» Your assignment
Find the lines in the records that carry the word "data". Copy each one.
......
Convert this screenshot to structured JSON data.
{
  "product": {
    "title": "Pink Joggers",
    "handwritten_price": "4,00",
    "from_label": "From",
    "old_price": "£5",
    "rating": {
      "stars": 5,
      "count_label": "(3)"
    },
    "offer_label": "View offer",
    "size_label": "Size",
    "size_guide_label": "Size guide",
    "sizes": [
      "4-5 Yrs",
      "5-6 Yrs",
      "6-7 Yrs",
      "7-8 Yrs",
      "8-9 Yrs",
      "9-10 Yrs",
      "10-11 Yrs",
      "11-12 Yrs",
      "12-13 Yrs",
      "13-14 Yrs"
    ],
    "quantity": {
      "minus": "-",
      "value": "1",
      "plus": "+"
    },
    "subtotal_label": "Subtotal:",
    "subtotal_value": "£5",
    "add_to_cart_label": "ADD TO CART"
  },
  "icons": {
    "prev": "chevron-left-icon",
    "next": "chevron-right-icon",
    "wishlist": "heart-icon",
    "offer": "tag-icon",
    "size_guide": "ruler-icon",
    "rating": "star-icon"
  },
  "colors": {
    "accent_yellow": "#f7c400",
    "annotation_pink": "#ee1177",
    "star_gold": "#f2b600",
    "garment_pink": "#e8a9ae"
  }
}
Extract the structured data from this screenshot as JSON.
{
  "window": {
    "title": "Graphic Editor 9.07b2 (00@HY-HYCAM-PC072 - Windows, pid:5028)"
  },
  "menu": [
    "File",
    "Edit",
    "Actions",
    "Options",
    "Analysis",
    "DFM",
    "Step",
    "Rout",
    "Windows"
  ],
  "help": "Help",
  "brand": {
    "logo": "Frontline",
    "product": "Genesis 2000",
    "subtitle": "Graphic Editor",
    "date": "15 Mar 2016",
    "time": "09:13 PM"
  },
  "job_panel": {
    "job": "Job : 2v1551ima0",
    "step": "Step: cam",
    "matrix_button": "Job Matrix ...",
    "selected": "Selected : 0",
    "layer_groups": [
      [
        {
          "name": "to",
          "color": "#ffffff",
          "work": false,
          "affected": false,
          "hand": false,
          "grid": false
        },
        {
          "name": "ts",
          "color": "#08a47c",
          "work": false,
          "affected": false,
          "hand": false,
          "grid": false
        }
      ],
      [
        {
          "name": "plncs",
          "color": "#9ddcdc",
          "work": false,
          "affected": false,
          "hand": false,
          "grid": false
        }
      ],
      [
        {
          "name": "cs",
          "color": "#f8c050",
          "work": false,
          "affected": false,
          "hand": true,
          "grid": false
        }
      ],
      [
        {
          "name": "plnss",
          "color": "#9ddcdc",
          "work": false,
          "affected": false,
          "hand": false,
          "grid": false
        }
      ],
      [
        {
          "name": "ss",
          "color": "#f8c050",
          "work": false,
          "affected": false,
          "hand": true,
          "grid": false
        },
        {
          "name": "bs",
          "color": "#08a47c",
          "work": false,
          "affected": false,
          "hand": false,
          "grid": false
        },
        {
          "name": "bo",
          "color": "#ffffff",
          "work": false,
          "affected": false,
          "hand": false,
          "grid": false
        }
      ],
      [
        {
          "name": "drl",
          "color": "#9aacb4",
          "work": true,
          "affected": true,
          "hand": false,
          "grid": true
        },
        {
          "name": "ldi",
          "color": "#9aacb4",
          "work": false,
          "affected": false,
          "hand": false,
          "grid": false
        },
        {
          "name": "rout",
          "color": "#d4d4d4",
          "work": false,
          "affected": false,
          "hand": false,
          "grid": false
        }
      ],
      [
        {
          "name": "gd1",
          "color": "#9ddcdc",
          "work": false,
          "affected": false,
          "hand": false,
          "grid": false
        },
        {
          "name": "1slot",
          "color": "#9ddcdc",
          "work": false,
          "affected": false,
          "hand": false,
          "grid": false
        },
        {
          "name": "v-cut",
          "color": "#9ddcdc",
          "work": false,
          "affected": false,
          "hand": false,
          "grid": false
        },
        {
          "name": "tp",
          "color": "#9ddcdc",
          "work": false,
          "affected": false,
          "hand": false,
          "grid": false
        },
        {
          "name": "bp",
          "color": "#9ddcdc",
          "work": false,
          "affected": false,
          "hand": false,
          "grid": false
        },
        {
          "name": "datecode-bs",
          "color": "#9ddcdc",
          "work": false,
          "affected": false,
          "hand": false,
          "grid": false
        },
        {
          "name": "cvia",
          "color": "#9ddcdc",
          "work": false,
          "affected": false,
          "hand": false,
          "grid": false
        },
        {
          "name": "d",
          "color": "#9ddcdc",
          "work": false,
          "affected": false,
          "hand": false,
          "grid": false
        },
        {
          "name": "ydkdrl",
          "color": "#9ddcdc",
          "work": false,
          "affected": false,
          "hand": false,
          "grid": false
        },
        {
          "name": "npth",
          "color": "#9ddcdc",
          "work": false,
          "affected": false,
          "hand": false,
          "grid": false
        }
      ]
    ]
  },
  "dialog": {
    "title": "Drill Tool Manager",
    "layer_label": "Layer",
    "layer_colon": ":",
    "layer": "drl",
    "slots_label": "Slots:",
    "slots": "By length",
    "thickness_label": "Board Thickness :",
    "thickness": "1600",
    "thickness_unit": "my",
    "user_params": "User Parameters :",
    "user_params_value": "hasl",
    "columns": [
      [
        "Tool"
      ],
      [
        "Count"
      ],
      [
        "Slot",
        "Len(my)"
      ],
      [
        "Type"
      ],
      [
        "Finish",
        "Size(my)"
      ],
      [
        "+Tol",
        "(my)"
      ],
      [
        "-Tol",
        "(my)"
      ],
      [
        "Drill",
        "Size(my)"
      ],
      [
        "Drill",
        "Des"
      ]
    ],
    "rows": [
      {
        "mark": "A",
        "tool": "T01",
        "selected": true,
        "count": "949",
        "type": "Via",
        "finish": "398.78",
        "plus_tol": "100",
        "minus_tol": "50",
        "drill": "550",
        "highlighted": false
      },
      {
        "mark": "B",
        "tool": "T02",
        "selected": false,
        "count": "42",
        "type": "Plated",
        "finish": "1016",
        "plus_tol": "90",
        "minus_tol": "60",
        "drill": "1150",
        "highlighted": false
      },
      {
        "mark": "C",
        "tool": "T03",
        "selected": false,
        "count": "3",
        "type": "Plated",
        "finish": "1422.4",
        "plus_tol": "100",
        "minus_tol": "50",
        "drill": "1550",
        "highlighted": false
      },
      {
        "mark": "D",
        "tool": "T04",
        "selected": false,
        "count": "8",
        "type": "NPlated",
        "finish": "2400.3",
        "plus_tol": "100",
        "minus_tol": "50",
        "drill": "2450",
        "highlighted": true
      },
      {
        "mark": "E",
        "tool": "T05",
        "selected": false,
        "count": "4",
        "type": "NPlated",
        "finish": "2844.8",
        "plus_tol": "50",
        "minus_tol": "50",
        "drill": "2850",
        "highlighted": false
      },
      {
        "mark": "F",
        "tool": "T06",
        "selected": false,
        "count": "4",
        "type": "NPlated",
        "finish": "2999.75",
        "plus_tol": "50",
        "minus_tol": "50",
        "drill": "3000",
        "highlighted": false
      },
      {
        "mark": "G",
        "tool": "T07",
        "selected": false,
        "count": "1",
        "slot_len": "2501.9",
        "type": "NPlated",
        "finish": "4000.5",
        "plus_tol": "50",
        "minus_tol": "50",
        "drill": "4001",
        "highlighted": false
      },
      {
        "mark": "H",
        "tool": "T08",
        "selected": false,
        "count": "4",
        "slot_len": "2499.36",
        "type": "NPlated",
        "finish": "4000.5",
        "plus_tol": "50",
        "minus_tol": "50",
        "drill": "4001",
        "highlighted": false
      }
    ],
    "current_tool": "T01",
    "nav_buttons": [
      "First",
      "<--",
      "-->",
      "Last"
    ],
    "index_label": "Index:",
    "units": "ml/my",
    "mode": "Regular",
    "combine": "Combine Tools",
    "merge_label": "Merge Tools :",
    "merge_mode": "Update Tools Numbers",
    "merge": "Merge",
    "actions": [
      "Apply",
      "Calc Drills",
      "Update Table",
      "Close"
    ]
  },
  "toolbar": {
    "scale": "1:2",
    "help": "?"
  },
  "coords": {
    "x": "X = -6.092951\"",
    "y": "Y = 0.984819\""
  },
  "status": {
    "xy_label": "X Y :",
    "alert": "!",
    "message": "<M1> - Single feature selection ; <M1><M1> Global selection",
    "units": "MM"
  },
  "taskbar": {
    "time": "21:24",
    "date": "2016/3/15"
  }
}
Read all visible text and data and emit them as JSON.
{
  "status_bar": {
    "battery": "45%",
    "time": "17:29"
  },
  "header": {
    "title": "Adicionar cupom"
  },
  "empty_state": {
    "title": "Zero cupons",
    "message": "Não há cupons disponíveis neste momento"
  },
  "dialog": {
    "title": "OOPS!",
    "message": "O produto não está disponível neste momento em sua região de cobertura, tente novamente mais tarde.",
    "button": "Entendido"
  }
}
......
» Response area
Convert this screenshot to structured JSON data.
Extract the structured data from this screenshot as JSON.
Read all visible text and data and emit them as JSON.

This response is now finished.